**What is being asked**
For every line in the entries that contains "structured", show the whole line.

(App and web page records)

━━━━

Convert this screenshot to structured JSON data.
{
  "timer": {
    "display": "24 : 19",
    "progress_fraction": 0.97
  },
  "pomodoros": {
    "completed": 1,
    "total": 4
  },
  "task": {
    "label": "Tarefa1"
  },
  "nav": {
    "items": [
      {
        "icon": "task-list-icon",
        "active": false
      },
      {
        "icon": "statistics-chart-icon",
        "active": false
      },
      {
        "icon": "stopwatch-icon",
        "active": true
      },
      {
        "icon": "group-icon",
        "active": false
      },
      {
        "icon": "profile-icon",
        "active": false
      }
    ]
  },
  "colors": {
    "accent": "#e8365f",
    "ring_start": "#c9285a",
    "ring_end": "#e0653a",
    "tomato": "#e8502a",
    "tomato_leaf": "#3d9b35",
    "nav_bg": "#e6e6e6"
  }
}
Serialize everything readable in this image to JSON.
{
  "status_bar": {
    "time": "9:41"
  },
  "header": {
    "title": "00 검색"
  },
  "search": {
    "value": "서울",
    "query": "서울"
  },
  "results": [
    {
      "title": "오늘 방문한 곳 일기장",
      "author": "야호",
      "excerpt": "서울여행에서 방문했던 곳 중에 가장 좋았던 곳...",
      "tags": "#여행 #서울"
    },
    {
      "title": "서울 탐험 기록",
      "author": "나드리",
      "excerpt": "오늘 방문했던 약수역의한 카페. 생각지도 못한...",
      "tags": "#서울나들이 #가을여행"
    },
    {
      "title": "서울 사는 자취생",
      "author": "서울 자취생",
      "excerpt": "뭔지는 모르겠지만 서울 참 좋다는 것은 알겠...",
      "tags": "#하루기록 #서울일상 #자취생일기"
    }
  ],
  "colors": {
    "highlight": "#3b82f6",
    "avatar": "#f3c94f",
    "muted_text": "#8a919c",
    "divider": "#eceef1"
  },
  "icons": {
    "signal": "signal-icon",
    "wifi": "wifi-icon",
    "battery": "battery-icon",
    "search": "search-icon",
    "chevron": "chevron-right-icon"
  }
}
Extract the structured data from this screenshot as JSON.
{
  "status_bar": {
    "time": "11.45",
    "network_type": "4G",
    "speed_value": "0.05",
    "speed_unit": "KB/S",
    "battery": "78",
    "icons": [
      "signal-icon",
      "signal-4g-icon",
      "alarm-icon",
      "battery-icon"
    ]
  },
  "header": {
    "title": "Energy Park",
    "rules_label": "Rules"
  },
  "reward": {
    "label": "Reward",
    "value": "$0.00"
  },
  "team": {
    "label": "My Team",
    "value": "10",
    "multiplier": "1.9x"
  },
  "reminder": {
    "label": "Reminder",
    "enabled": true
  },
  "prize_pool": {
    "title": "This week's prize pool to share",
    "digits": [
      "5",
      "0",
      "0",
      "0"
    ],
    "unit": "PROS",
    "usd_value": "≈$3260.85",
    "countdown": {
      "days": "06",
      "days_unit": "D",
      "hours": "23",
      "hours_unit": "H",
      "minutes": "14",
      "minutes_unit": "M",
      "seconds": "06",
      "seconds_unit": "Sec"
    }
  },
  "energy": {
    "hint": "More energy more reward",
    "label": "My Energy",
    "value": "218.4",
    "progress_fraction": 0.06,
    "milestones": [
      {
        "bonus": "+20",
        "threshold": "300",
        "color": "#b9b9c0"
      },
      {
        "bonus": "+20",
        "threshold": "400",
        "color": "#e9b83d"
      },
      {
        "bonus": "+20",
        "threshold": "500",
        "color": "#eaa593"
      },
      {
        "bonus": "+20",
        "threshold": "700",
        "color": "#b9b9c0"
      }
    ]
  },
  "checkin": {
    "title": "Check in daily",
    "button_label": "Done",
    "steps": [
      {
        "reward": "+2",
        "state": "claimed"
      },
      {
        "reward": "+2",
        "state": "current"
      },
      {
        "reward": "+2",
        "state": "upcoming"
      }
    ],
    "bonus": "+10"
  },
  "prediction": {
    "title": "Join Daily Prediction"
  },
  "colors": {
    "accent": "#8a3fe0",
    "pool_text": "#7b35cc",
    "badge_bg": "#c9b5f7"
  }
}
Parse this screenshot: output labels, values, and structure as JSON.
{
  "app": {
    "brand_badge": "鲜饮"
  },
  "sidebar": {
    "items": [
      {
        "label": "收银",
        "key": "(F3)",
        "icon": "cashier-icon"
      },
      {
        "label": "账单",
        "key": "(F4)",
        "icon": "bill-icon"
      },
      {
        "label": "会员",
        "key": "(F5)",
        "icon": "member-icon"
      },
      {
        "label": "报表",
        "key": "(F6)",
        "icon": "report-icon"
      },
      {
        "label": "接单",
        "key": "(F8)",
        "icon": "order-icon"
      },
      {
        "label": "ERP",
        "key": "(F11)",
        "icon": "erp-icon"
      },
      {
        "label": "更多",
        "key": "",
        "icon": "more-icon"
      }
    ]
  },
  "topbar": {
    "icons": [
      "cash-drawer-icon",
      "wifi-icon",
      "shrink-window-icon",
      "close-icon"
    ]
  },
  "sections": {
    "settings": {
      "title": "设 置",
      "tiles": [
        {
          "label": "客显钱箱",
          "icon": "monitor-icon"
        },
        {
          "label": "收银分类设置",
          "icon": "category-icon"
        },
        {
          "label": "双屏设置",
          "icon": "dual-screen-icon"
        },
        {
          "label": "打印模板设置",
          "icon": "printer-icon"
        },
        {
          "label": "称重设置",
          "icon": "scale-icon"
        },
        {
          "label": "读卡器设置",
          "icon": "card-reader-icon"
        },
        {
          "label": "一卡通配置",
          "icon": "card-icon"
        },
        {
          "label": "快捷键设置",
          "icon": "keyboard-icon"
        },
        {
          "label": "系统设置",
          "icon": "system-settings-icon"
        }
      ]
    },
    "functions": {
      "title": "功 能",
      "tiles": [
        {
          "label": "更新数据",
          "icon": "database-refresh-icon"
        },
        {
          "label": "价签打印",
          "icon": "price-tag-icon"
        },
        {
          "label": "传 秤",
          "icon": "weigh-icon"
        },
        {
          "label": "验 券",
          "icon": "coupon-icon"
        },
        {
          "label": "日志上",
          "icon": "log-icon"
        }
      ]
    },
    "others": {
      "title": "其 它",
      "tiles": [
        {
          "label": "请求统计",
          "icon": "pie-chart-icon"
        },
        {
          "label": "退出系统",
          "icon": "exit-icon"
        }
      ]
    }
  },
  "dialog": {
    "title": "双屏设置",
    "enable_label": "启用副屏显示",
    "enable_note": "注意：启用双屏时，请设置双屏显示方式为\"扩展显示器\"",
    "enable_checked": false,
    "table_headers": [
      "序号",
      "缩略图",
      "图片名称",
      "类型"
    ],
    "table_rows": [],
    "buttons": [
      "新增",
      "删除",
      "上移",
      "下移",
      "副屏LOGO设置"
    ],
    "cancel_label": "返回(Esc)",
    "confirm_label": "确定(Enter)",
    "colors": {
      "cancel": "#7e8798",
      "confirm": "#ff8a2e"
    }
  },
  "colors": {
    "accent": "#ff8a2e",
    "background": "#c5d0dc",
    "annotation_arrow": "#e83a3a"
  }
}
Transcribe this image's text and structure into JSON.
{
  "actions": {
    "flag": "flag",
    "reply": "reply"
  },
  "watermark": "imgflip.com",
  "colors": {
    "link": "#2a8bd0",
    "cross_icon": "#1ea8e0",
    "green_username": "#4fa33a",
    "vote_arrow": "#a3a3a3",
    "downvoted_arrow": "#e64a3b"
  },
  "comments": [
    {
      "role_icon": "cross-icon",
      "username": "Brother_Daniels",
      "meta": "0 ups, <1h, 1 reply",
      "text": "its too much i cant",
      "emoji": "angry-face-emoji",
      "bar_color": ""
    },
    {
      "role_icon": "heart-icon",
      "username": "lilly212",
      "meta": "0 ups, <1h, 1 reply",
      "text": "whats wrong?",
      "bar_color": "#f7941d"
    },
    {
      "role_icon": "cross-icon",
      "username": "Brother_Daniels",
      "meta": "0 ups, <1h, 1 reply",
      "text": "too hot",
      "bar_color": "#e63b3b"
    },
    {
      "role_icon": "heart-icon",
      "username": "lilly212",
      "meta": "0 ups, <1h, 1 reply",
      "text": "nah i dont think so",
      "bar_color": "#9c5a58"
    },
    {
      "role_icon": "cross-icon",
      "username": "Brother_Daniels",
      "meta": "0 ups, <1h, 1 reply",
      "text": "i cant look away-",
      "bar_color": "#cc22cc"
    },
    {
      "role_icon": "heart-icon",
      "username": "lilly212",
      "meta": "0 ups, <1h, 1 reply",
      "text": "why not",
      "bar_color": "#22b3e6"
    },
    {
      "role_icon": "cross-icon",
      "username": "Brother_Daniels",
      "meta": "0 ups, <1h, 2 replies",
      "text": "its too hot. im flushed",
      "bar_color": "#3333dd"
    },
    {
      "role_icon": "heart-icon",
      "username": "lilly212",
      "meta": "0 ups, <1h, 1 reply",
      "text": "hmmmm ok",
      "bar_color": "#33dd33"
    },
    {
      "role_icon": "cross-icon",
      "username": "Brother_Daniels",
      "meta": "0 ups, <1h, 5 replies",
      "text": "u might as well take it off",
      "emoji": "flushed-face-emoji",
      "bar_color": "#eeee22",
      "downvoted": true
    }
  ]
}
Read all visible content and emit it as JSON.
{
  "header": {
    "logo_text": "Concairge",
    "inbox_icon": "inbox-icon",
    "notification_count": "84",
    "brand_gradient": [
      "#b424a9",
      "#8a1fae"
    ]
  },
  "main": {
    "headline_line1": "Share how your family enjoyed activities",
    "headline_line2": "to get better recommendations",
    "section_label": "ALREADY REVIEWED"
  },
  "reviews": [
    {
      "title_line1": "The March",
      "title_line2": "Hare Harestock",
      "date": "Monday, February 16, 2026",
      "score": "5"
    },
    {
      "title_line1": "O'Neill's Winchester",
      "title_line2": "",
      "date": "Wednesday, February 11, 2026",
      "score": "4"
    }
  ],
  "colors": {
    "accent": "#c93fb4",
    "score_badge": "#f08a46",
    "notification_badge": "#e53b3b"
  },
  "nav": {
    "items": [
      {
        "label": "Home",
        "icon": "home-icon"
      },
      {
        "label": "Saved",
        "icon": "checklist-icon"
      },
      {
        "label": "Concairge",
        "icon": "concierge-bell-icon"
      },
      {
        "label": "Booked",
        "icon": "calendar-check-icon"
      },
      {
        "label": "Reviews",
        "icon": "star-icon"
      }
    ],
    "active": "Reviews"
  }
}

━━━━

**Answer to this task**
Convert this screenshot to structured JSON data.
Extract the structured data from this screenshot as JSON.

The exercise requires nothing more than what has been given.